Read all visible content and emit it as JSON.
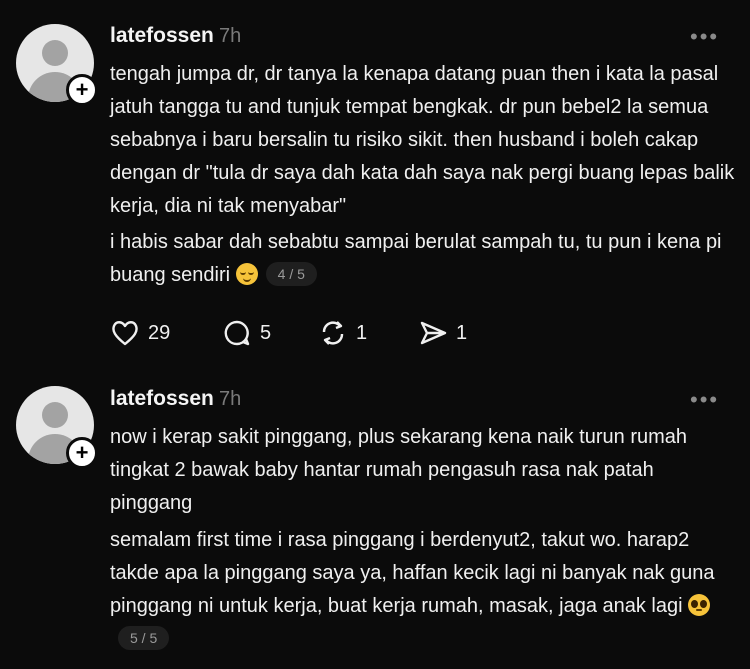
{
  "posts": [
    {
      "username": "latefossen",
      "time": "7h",
      "more": "•••",
      "paragraph1": "tengah jumpa dr, dr tanya la kenapa datang puan then i kata la pasal jatuh tangga tu and tunjuk tempat bengkak. dr pun bebel2 la semua sebabnya i baru bersalin tu risiko sikit. then husband i boleh cakap dengan dr \"tula dr saya dah kata dah saya nak pergi buang lepas balik kerja, dia ni tak menyabar\"",
      "paragraph2": "i habis sabar dah sebabtu sampai berulat sampah tu, tu pun i kena pi buang sendiri",
      "emoji": "relieved-face",
      "pager": "4 / 5",
      "likes": "29",
      "comments": "5",
      "reposts": "1",
      "shares": "1"
    },
    {
      "username": "latefossen",
      "time": "7h",
      "more": "•••",
      "paragraph1": "now i kerap sakit pinggang, plus sekarang kena naik turun rumah tingkat 2 bawak baby hantar rumah pengasuh rasa nak patah pinggang",
      "paragraph2": "semalam first time i rasa pinggang i berdenyut2, takut wo. harap2 takde apa la pinggang saya ya, haffan kecik lagi ni banyak nak guna pinggang ni untuk kerja, buat kerja rumah, masak, jaga anak lagi",
      "emoji": "pleading-face",
      "pager": "5 / 5"
    }
  ]
}
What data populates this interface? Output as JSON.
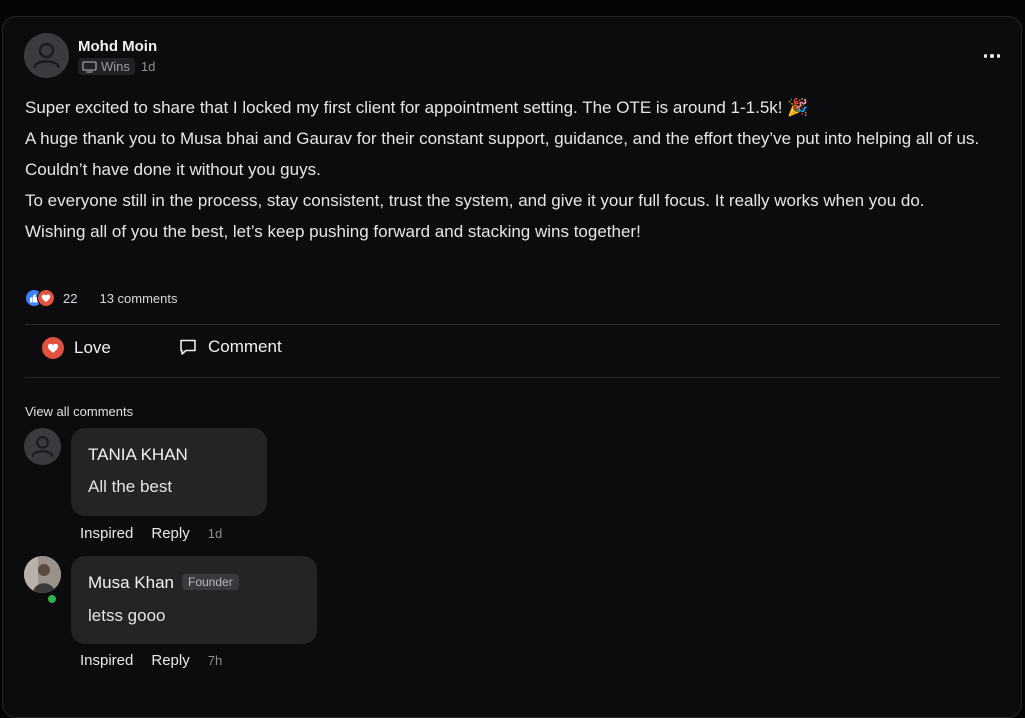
{
  "post": {
    "author": "Mohd Moin",
    "category": "Wins",
    "time": "1d",
    "paragraphs": [
      "Super excited to share that I locked my first client for appointment setting. The OTE is around 1-1.5k! 🎉",
      "A huge thank you to Musa bhai and Gaurav for their constant support, guidance, and the effort they’ve put into helping all of us. Couldn’t have done it without you guys.",
      "To everyone still in the process, stay consistent, trust the system, and give it your full focus. It really works when you do.",
      "Wishing all of you the best, let’s keep pushing forward and stacking wins together!"
    ],
    "reaction_count": "22",
    "comment_count": "13 comments"
  },
  "actions": {
    "love": "Love",
    "comment": "Comment"
  },
  "view_all": "View all comments",
  "comments": [
    {
      "author": "TANIA KHAN",
      "text": "All the best",
      "inspired": "Inspired",
      "reply": "Reply",
      "time": "1d"
    },
    {
      "author": "Musa Khan",
      "badge": "Founder",
      "text": "letss gooo",
      "inspired": "Inspired",
      "reply": "Reply",
      "time": "7h"
    }
  ],
  "colors": {
    "love": "#e0523f",
    "like": "#3b82f6",
    "online": "#2fb24c"
  },
  "icons": [
    "user-avatar-icon",
    "monitor-icon",
    "more-dots-icon",
    "thumbs-up-icon",
    "heart-icon",
    "comment-icon"
  ]
}
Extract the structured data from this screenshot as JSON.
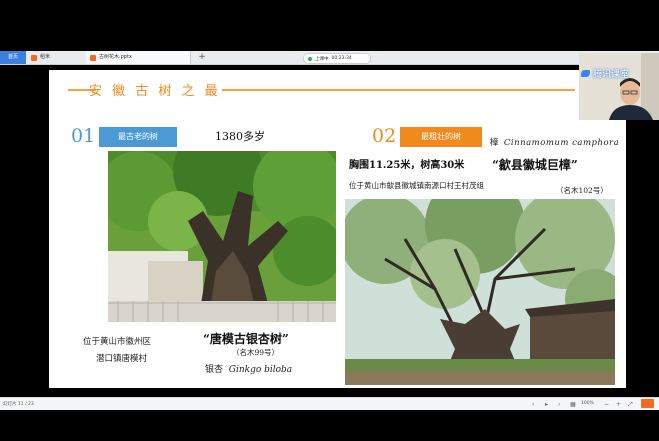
{
  "tabs": {
    "home": "首页",
    "doc": "稻米",
    "ppt": "古树花木.pptx",
    "add": "+"
  },
  "class_status": {
    "label": "上课中",
    "time": "00:23:34"
  },
  "slide": {
    "title": "安 徽 古 树 之 最",
    "item1": {
      "number": "01",
      "badge": "最古老的树",
      "age": "1380多岁",
      "location_line1": "位于黄山市徽州区",
      "location_line2": "潜口镇唐模村",
      "name": "“唐模古银杏树”",
      "name_no": "（名木99号）",
      "species_cn": "银杏",
      "species_latin": "Ginkgo biloba"
    },
    "item2": {
      "number": "02",
      "badge": "最粗壮的树",
      "species_cn": "樟",
      "species_latin": "Cinnamomum camphora",
      "girth": "胸围11.25米，树高30米",
      "name": "“歙县徽城巨樟”",
      "location": "位于黄山市歙县徽城镇南源口村王村茂组",
      "name_no": "（名木102号）"
    }
  },
  "webcam": {
    "brand": "腾讯课堂"
  },
  "bottom_bar": {
    "page": "幻灯片 11 / 23",
    "zoom": "100%"
  },
  "colors": {
    "accent_orange": "#f08a1c",
    "accent_blue": "#4b9ad6"
  }
}
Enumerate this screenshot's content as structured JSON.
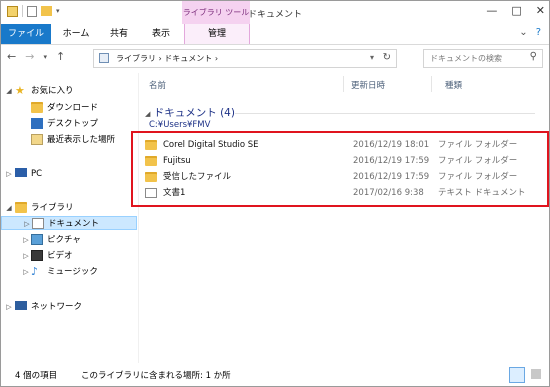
{
  "window": {
    "title": "ドキュメント",
    "context_tab_group": "ライブラリ ツール",
    "controls": [
      "—",
      "□",
      "✕"
    ]
  },
  "ribbon": {
    "tabs": [
      {
        "label": "ファイル",
        "active": true
      },
      {
        "label": "ホーム"
      },
      {
        "label": "共有"
      },
      {
        "label": "表示"
      },
      {
        "label": "管理"
      }
    ]
  },
  "address": {
    "path": "ライブラリ › ドキュメント ›",
    "segments": [
      "ライブラリ",
      "ドキュメント"
    ],
    "search_placeholder": "ドキュメントの検索"
  },
  "nav_pane": {
    "items": [
      {
        "label": "お気に入り",
        "icon": "star-icon"
      },
      {
        "label": "ダウンロード",
        "icon": "downloads-icon"
      },
      {
        "label": "デスクトップ",
        "icon": "desktop-icon"
      },
      {
        "label": "最近表示した場所",
        "icon": "recent-places-icon"
      },
      {
        "label": "PC",
        "icon": "pc-icon"
      },
      {
        "label": "ライブラリ",
        "icon": "library-icon"
      },
      {
        "label": "ドキュメント",
        "icon": "documents-icon",
        "selected": true
      },
      {
        "label": "ピクチャ",
        "icon": "pictures-icon"
      },
      {
        "label": "ビデオ",
        "icon": "videos-icon"
      },
      {
        "label": "ミュージック",
        "icon": "music-icon"
      },
      {
        "label": "ネットワーク",
        "icon": "network-icon"
      }
    ]
  },
  "columns": {
    "name": "名前",
    "date": "更新日時",
    "type": "種類"
  },
  "group": {
    "title": "ドキュメント (4)",
    "path": "C:¥Users¥FMV"
  },
  "files": [
    {
      "name": "Corel Digital Studio SE",
      "date": "2016/12/19 18:01",
      "type": "ファイル フォルダー",
      "icon": "folder-icon"
    },
    {
      "name": "Fujitsu",
      "date": "2016/12/19 17:59",
      "type": "ファイル フォルダー",
      "icon": "folder-icon"
    },
    {
      "name": "受信したファイル",
      "date": "2016/12/19 17:59",
      "type": "ファイル フォルダー",
      "icon": "folder-icon"
    },
    {
      "name": "文書1",
      "date": "2017/02/16 9:38",
      "type": "テキスト ドキュメント",
      "icon": "text-file-icon"
    }
  ],
  "status": {
    "count": "4 個の項目",
    "library_info": "このライブラリに含まれる場所: 1 か所"
  },
  "colors": {
    "file_tab": "#1979ca",
    "context_tab": "#f5d2f0",
    "highlight_box": "#e0141e",
    "selection": "#cce8ff"
  }
}
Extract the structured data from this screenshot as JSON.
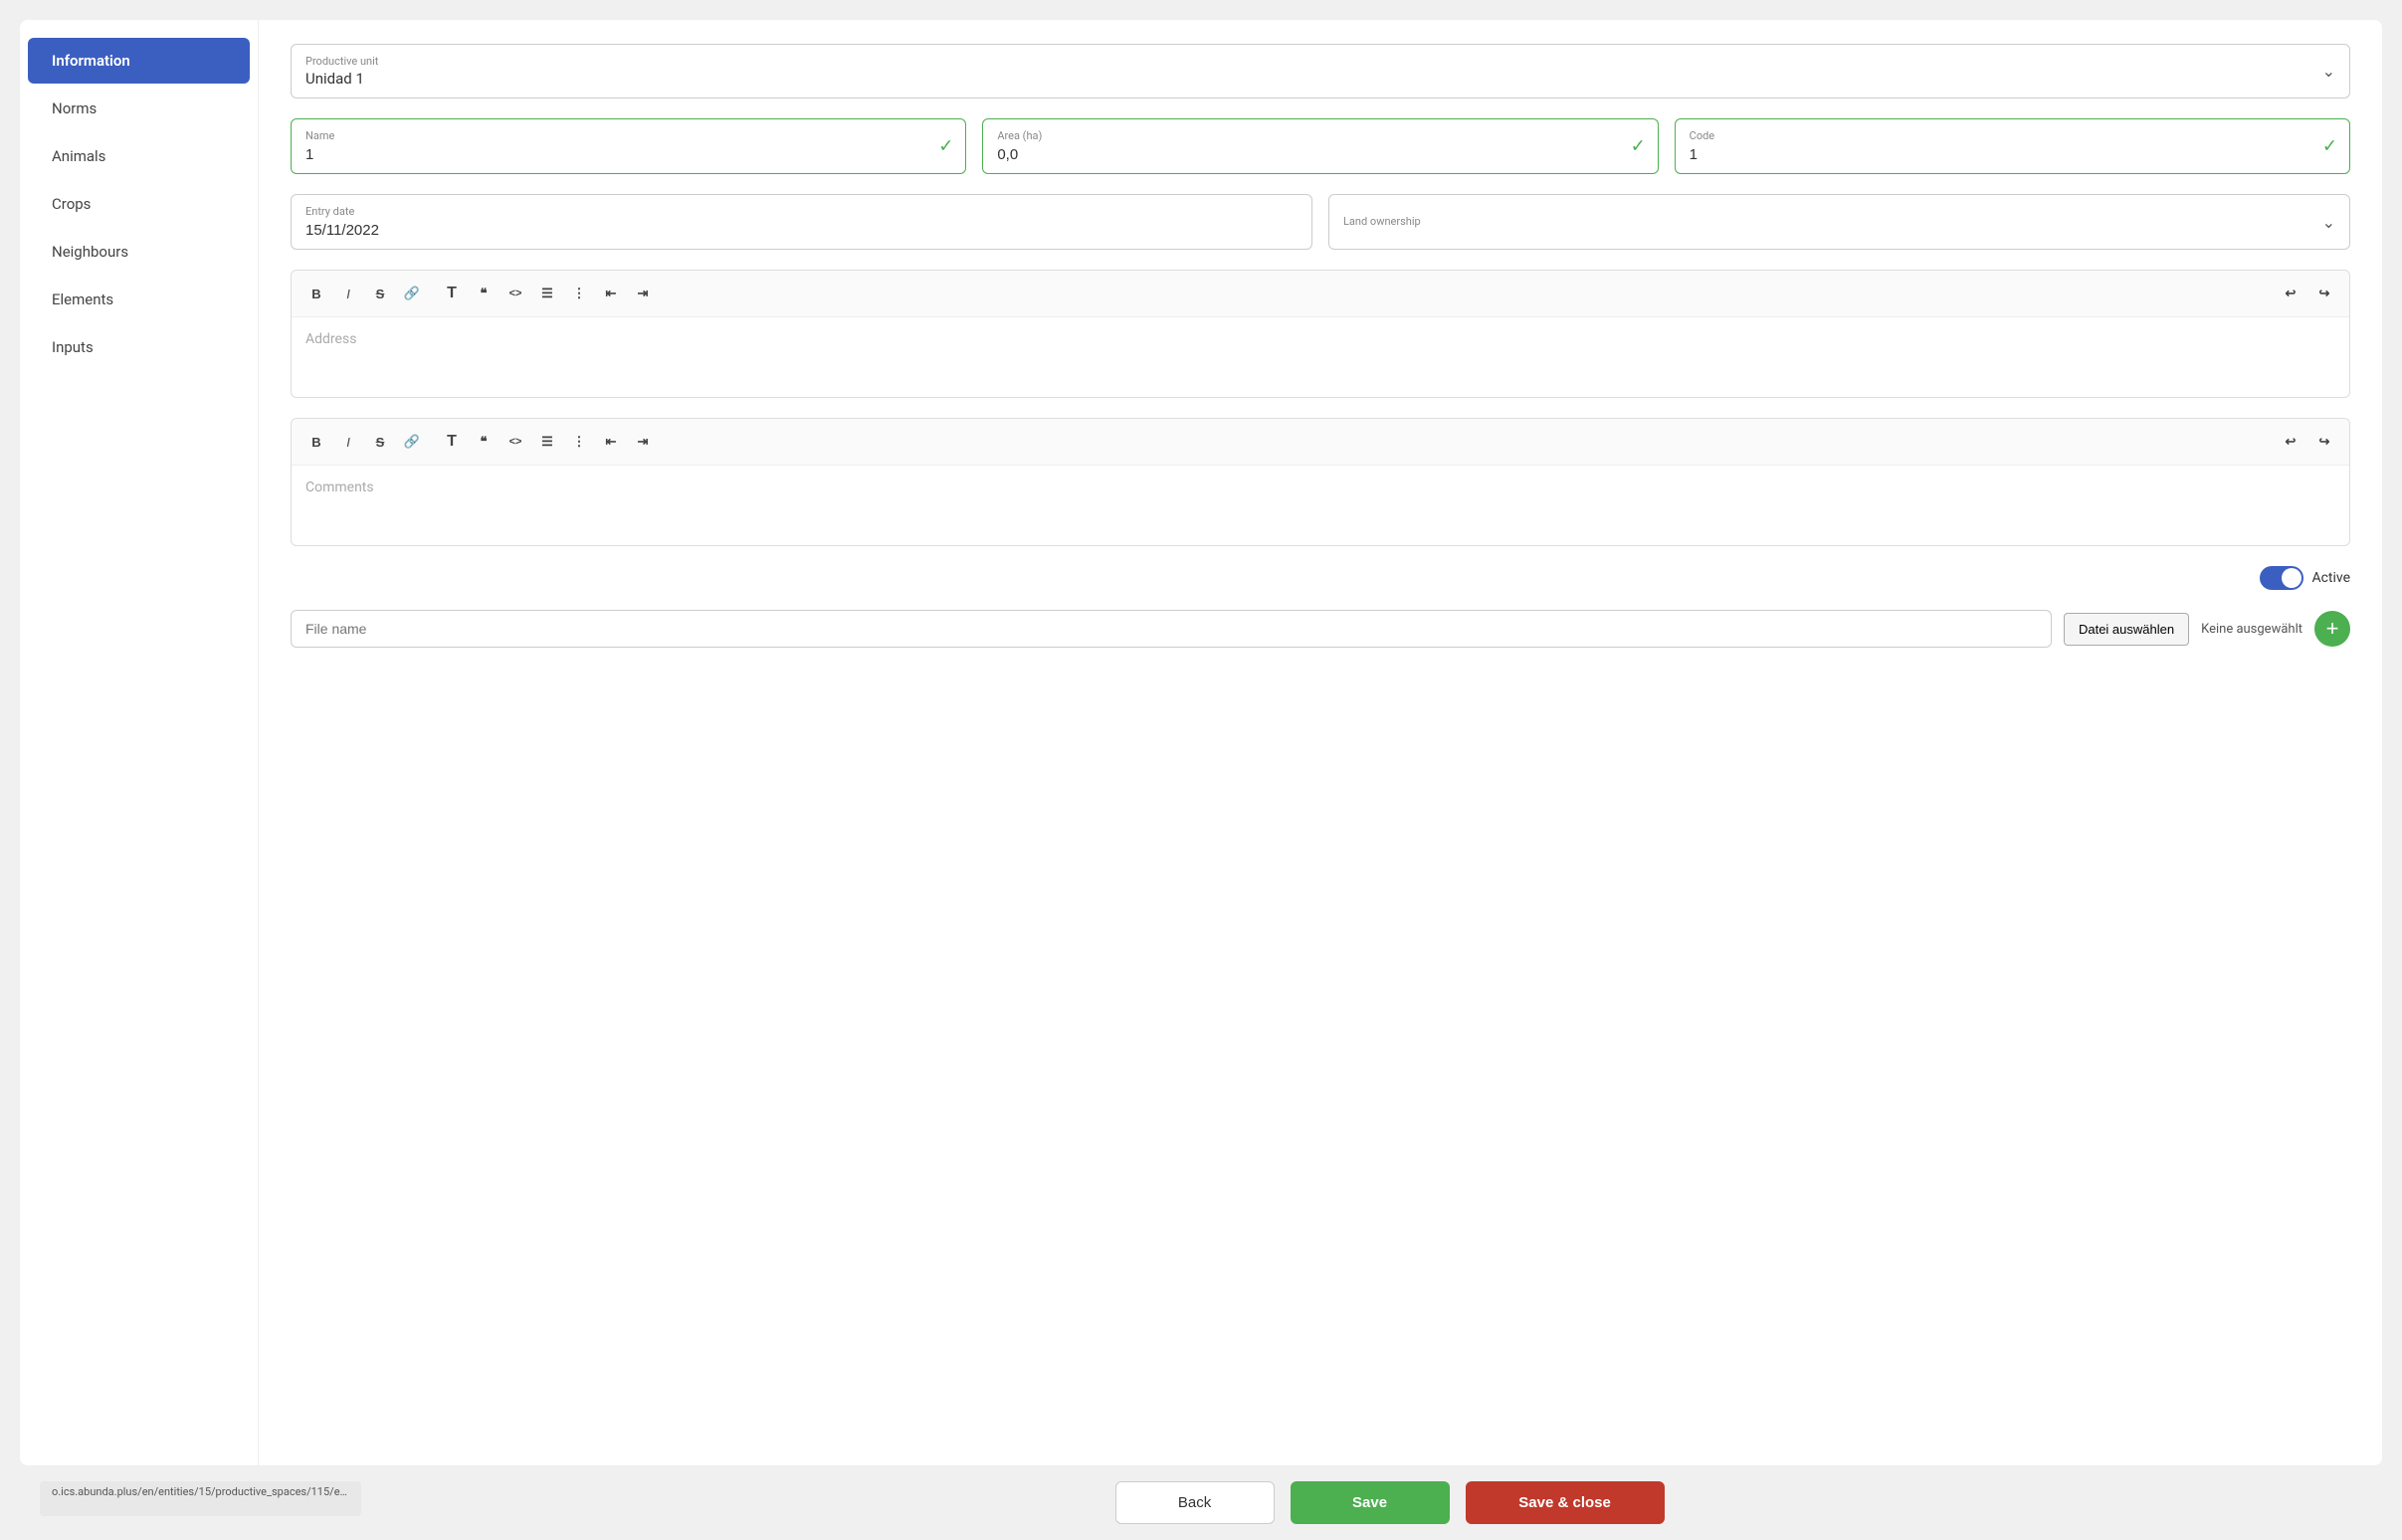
{
  "sidebar": {
    "items": [
      {
        "label": "Information",
        "active": true
      },
      {
        "label": "Norms",
        "active": false
      },
      {
        "label": "Animals",
        "active": false
      },
      {
        "label": "Crops",
        "active": false
      },
      {
        "label": "Neighbours",
        "active": false
      },
      {
        "label": "Elements",
        "active": false
      },
      {
        "label": "Inputs",
        "active": false
      }
    ]
  },
  "form": {
    "productive_unit_label": "Productive unit",
    "productive_unit_value": "Unidad 1",
    "name_label": "Name",
    "name_value": "1",
    "area_label": "Area (ha)",
    "area_value": "0,0",
    "code_label": "Code",
    "code_value": "1",
    "entry_date_label": "Entry date",
    "entry_date_value": "15/11/2022",
    "land_ownership_label": "Land ownership",
    "land_ownership_value": "",
    "address_placeholder": "Address",
    "comments_placeholder": "Comments",
    "active_label": "Active",
    "file_name_placeholder": "File name",
    "file_choose_label": "Datei auswählen",
    "file_no_chosen": "Keine ausgewählt"
  },
  "toolbar": {
    "bold": "B",
    "italic": "I",
    "strikethrough": "S̶",
    "link": "🔗",
    "text_size": "T",
    "blockquote": "❝",
    "code": "<>",
    "ul": "≡",
    "ol": "⊟",
    "indent_left": "⇤",
    "indent_right": "⇥",
    "undo": "↩",
    "redo": "↪"
  },
  "footer": {
    "back_label": "Back",
    "save_label": "Save",
    "save_close_label": "Save & close"
  },
  "url_bar": "o.ics.abunda.plus/en/entities/15/productive_spaces/115/edi..."
}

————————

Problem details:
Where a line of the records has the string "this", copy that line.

Solution below:
What data populates this interface? Output as JSON.
Extract the structured data from this screenshot as JSON.
Enumerate this screenshot's content as structured JSON.
Extract the structured data from this screenshot as JSON.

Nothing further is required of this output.